By Wes Terrell
Eyes down range. Nock arrow. Draw, breathe and release. Archery has been a first line of defense for many civilizations. Brookhaven College has a class devoted to the ancient tradition.
Professor Greg Hernandez, who teaches the archery class, said: “Historically, [archery class] has been offered even before I was hired. It was taught by Bob Houston for years. I taught it last semester for the second time, and before that, I taught it for four years.”
“He taught the subject well and didn’t put too much pressure on you to ‘do well,’” Brookhaven student Sidney Nanton said in an email. “Just go out there and do your best. If you hit the target, that’s cool, and if you don’t, that’s cool too. Just keep trying.”

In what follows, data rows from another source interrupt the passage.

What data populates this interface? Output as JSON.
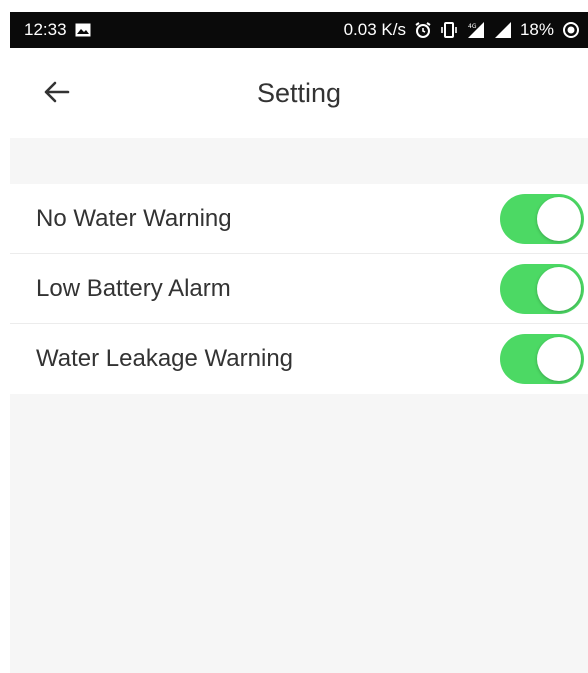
{
  "status_bar": {
    "time": "12:33",
    "speed": "0.03 K/s",
    "battery": "18%",
    "icons": [
      "image-icon",
      "alarm-icon",
      "vibrate-icon",
      "signal-4g-icon",
      "signal-icon",
      "battery-icon"
    ]
  },
  "header": {
    "title": "Setting",
    "back_icon": "arrow-left-icon"
  },
  "settings": [
    {
      "label": "No Water Warning",
      "enabled": true
    },
    {
      "label": "Low Battery Alarm",
      "enabled": true
    },
    {
      "label": "Water Leakage Warning",
      "enabled": true
    }
  ],
  "colors": {
    "toggle_on": "#4cd964",
    "background": "#f6f6f6",
    "status_bar": "#0a0a0a"
  }
}
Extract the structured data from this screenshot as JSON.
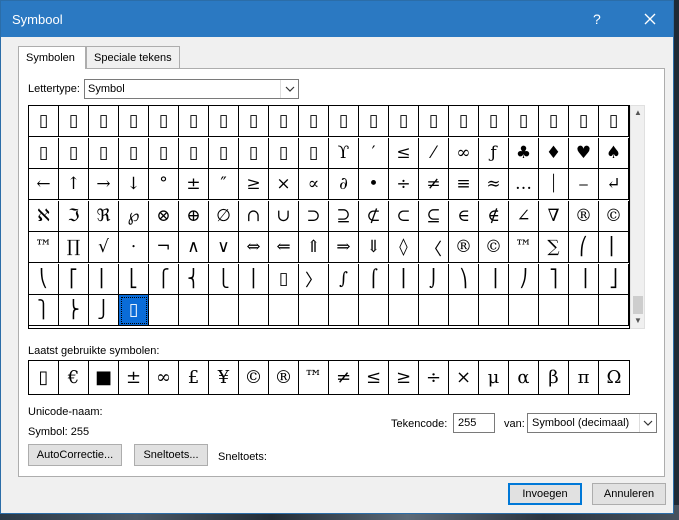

Students learn the history and technique of archery. Once students complete the classroom portion, they spend the rest of the class on the range perfecting their skills.
Hernandez said the biggest thing he has gained from teaching archery class is the opportunity to refine his own skills. He said archery students are a different breed, and he wants them to take away “a lifetime fitness skill to have fun with and continue throughout their life.”
Students take part in competitions against their peers. Beginning and advanced students meet at the same time and are graded on skill level individually.
Brookhaven provides a range of bows, but compound and recurve are the most common bows used in the class.
A compound bow is a modern bow that uses a system of cables and pulleys to gain leverage and reduce holding draw weight, or the amount of weight needed to draw the bow to its maximum draw length.
A recurve bow, Hernandez said, is a form of bow in which the unstrung tips curve away from the archer. The bows have a draw weight of 20 to 30 pounds.
Students are able to bring their own bows to class. They shoot at targets and receive points for bullseyes. Additionally, targets such as milk cartons and road cones with tennis balls are used.
An archery club, Busted Nocks, is also in the works. “As long as you know what you’re doing and understand the safety, you should be fine,” Chuck Woodfin, president of the archery club said. “We’re not entirely sure how extensive on the requirements we’re going to be. We’re looking for an understanding of the sport, an understanding of safety and [people who] have taken the class.”
Hernandez said his role in the club will be to oversee, while the club members will make most of the decisions and can consult him with questions.
The plan is to do more than shoot on the range, Woodfin said. They hope to enter competitions against other colleges and at professional ranges. Fourteen students have joined so far, but the meeting time of the club has not been determined.
Once the club grows, Woodfin said, more details will emerge. He said he created the club because “we didn’t have one, so we made one.”
“I learned to try something new and not to reject something just because I had no idea what it was about,” Nanton said. “It’s good to expand your horizons.”
Hernandez said he hopes the club and class continue to grow, and that if they do, more classes could potentially become available in spring and fall.